The task of the church, the followers of Jesus is to keep the main thing the main thing. That main thing is Jesus. There can be no substitutes. It's Jesus. Every Sunday we gather together for worship and Sunday School, at every church meeting, in all of our educational events, classes, special services, mission outreach; in everything we say and do, we should see Jesus in our midst. If we cannot see Jesus in our midst, then not only is it impossible to fulfill our tasks as disciples, it is impossible to present Jesus to others; for many people are looking for Jesus. Some of them may not know they are looking for Jesus, but they are. There are people like you and me who need to be transformed. There are people like you and me who are hurting. There are people like you and me who need hope. There are like you and me who need the truth. There are people like you and me who need Jesus. They want to see Jesus, and the only way they will be able to see and meet Jesus is through us. If they do not see Jesus in us, they may not see Jesus at all.

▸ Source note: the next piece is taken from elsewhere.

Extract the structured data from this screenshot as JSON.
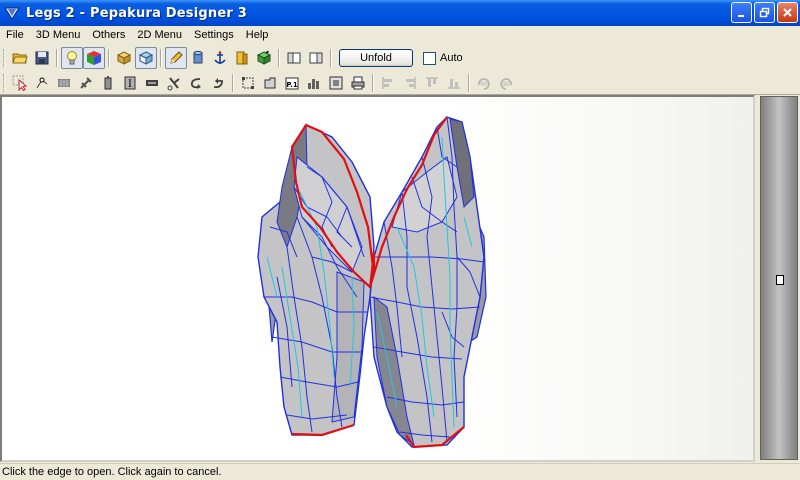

The New Testament says that Jesus Christ is the image of the invisible God (Colossians 1:15-20). Since we are made in the image of God, that means our lives reflect the image of Jesus Christ; and that must mean something for the way we live every day. People need to see Jesus. They are looking for Jesus in us. Can they see him?

Monday, April 4, 2011

He did not Retaliate

By Max Lucado
The dialogue that Friday morning was bitter.

From the onlookers, “Come down from the cross if you are the Son of God!”

From the religious leaders, “He saved others but he can’t save himself.”

From the soldiers, “If you are the king of the Jews, save yourself.”

Bitter words. Acidic with sarcasm. Hateful. Irreverent. Wasn’t it enough that he was being crucified? Wasn’t it enough that he was being shamed as a criminal? Were the nails insufficient? Was the crown of thorns too soft? Had the flogging been too short?

For some, apparently so...

Of all the scenes around the cross, this one angers me the most. What kind of people, I ask myself, would mock a dying man? Who would be so base as to pour the salt of scorn upon open wounds? How low and perverted to sneer at one who is laced with pain…

The words thrown that day were meant to wound. And there is nothing more painful than words meant to hurt…

If you have suffered or are suffering because of someone else’s words, you’ll be glad to know that there is a balm for this laceration. Meditate on these words from 1 Peter 2:23 (NIV):

“When they hurled their insults at him, he did not retaliate; when he suffered, he made no threats. Instead, he entrusted himself to him who judges justly.”

Did you see what Jesus did not do? He did not retaliate. He did not bite back. He did not say, “I’ll get you!” “Come on up here and say that to my face!” “Just wait until after the resurrection, buddy!” No, these statements were not found on Christ’s lips.

Did you see what Jesus did do? He “entrusted himself to him who judges justly.” Or said more simply, he left the judging to God. He did not take on the task of seeking revenge. He demanded no apology. He hired no bounty hunters and sent out no posse. He, to the astounding contrary, spoke on their defense. “Father, forgive them, for they do not know what they are doing.” (Luke 23:34 NIV)…

“they don’t know what they are doing.”

And when you think about it, they didn’t.  They hadn’t the faintest idea what they were doing.  They were a stir-crazy mob, mad at something they couldn’t see so they took it out on, of all people, God.  But they didn’t know what they were doing.

Yes, the dialogue that Friday morning was bitter. The verbal stones were meant to sting. How Jesus, with a body wracked with pain, eyes blinded by his own blood, and lungs yearning for air, could speak on behalf of some heartless thugs is beyond my comprehension. Never, never have I seen such love. If ever a person deserved a shot at revenge, Jesus did. But he didn’t take it. Instead he died for them. How could he do it? I don’t know. But I do know that all of a sudden my wounds seem very painless. My grudges and hard feelings are suddenly childish.

Sometimes I wonder if we don’t see Christ’s love as much in the people he tolerated as in the pain he endured.

Amazing Grace.


From This is Love: The Extraordinary Story of Jesus